For sheer diversity, Turkey is hard to beat. The country is best measured in multitudes – of people, natural landscapes and cultures. It is a land of vast open spaces and massive mountain ranges, fertile valleys and rugged coastline, fast-growing cities and sleepy villages, seaside resorts and remote beaches.
Countless waves of invasion, rebellion and immigration have forged a country whose cultural depth and breadth may surprise visitors as they venture not just through major cities, but across the country.
Turkey overflows with historic sites and archaeological wonders, all set in a varied and beautiful landscape. The Mediterranean coastline is punctuated with well-preserved Greco-Roman cities like Pergamom and Ephesus, while the otherworldly landscapes of the Cappadocia region harbour cave churches and underground cities.
Though capital status eludes it, Istanbul is very much the beating heart of the nation. The city is an archive of cultural influences throughout the centuries, playing host to Roman aqueducts, Byzantine churches and Ottoman mosques and palaces. Yet it’s no relic. Cafes, bustling bazaars, hammams (public baths), and nightclubs all buzz with activity.

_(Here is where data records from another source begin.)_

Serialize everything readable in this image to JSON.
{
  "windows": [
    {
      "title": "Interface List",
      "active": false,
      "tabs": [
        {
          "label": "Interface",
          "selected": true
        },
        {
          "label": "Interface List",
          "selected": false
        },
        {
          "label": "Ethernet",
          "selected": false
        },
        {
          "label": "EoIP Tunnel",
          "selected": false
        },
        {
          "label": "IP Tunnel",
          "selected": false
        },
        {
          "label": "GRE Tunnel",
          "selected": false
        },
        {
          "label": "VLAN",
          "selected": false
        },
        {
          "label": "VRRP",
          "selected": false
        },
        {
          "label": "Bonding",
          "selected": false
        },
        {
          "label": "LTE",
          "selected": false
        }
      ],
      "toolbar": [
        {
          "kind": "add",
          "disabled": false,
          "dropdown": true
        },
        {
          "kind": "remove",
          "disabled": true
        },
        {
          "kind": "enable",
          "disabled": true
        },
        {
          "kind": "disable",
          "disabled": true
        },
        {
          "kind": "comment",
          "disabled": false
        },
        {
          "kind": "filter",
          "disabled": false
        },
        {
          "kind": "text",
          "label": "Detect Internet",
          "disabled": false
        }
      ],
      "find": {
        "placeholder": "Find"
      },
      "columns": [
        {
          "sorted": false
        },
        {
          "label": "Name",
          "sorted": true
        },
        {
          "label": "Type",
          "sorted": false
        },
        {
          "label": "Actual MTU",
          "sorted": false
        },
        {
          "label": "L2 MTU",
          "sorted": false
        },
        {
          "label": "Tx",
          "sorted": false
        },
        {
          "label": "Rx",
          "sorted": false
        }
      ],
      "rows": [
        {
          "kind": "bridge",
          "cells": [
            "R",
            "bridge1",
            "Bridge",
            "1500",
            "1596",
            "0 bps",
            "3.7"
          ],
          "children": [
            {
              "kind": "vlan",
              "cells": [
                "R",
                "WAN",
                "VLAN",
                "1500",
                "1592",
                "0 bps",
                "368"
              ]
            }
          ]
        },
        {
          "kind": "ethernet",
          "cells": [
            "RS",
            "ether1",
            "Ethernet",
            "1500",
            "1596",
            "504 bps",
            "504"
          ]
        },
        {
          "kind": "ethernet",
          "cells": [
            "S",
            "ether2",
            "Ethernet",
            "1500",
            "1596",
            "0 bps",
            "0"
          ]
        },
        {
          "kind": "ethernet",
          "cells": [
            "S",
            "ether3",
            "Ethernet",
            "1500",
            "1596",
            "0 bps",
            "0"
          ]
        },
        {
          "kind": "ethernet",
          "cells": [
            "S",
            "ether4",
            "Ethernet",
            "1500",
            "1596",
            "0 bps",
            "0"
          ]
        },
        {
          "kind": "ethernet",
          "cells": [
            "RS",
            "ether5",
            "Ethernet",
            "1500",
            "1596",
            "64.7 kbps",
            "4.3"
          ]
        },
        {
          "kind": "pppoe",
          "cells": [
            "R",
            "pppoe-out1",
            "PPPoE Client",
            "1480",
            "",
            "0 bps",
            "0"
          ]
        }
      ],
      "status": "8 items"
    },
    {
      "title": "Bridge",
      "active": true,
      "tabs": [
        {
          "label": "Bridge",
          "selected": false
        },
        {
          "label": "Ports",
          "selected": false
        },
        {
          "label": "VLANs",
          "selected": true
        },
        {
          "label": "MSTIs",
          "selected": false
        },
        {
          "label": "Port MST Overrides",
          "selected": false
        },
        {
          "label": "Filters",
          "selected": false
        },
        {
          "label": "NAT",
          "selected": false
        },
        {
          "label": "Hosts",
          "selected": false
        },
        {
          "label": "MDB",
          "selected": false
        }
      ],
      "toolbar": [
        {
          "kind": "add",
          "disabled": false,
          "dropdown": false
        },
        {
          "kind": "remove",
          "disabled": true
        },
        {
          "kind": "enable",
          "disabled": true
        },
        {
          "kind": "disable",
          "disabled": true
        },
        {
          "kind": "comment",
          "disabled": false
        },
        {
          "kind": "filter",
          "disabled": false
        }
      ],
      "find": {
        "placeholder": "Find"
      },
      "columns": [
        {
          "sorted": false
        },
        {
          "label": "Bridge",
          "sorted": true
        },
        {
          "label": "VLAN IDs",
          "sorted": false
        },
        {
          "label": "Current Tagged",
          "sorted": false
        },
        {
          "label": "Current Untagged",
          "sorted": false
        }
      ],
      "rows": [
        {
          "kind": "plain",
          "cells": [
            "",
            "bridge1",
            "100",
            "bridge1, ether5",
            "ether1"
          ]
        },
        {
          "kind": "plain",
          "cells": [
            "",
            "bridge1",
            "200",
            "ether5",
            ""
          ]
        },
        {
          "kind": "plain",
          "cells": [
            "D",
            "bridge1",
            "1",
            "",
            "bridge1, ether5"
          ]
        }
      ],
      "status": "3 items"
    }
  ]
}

Still, Istanbul is just one piece of the vast Turkish puzzle. Beach-lovers can while away lazy sunny days at the ever-popular Bodrum, Marmaris and Izmir resorts along Turkey’s Aegean and Mediterranean coasts.

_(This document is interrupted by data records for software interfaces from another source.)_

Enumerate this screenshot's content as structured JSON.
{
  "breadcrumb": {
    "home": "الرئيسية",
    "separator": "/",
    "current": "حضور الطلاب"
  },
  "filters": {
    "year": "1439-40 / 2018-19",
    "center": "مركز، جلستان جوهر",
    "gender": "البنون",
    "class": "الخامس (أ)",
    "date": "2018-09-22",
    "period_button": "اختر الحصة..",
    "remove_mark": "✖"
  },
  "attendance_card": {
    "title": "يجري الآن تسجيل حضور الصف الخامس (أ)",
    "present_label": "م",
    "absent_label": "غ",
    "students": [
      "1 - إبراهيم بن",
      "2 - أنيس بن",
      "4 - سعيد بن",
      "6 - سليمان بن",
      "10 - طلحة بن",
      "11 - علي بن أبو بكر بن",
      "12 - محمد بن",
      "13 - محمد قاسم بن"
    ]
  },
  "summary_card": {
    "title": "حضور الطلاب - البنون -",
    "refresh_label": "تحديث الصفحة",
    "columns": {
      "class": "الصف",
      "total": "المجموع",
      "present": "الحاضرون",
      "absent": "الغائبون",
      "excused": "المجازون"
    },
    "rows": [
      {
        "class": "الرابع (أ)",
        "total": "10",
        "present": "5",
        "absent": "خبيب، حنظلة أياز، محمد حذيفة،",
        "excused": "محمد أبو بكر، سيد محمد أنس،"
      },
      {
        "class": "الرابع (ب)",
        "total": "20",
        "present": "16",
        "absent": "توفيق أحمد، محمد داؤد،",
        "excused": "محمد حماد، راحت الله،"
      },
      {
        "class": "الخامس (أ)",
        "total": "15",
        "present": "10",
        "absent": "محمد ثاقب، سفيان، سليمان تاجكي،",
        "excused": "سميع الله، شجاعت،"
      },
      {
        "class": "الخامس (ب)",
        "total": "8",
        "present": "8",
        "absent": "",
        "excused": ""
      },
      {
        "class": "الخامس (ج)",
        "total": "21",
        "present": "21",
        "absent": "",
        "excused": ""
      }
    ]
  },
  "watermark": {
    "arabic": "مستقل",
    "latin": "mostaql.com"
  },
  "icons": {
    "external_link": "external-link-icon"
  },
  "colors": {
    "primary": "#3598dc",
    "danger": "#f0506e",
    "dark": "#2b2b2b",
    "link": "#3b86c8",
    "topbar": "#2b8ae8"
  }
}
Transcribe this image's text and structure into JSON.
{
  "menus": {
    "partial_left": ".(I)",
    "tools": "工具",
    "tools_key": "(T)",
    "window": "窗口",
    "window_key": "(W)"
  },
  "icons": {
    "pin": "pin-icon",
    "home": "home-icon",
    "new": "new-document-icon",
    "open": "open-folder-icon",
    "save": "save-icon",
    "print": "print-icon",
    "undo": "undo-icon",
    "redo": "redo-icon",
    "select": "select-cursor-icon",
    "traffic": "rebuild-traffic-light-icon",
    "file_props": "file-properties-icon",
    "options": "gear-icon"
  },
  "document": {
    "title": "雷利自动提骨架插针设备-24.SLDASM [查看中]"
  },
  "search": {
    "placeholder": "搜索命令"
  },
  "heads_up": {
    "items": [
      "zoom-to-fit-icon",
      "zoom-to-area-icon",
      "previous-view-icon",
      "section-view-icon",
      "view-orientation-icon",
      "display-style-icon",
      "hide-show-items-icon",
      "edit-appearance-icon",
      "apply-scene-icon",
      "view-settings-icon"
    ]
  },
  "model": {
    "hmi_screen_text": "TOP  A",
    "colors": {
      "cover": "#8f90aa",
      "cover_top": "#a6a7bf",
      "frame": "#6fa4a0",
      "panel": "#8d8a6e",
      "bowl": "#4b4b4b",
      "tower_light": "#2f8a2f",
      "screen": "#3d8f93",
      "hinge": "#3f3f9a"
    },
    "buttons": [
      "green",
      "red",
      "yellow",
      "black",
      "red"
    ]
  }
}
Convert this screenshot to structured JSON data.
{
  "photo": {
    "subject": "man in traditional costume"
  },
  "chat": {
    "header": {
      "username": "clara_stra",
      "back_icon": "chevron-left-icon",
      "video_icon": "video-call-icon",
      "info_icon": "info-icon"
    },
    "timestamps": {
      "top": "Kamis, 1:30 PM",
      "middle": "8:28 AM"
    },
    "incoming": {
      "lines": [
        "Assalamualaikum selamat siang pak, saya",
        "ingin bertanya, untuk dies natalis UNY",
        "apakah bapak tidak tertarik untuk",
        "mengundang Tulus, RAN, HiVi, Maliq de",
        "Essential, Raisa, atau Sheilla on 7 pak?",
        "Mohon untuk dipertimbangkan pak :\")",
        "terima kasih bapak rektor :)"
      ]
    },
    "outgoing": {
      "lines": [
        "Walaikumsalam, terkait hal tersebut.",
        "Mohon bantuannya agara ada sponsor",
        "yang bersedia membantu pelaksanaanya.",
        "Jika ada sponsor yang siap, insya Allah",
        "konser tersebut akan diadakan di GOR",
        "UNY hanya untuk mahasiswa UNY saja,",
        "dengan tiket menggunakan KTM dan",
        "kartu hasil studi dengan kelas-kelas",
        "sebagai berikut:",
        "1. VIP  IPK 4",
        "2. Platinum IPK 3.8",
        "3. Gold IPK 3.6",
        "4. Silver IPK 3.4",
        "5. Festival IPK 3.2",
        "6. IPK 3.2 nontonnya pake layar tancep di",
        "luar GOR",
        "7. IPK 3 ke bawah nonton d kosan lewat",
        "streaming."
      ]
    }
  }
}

The unlikely capital city, Ankara, may be less frequented, but its location in central Anatolia makes it worthy of a few days’ visit, if only to witness the contrast between the city’s modernity and the surviving citadel. Away from the more European sensibilities of Istanbul, Ankara also presents an opportunity to gain insight into other facets of Turkish culture.
However deep its roots are, Turkey is today a thrusting and dynamic society, navigating cultural, economic and political change while seeking to retain the best of its multicultural heritage and time-honoured traditions. And that's arguably what makes it so rewarding.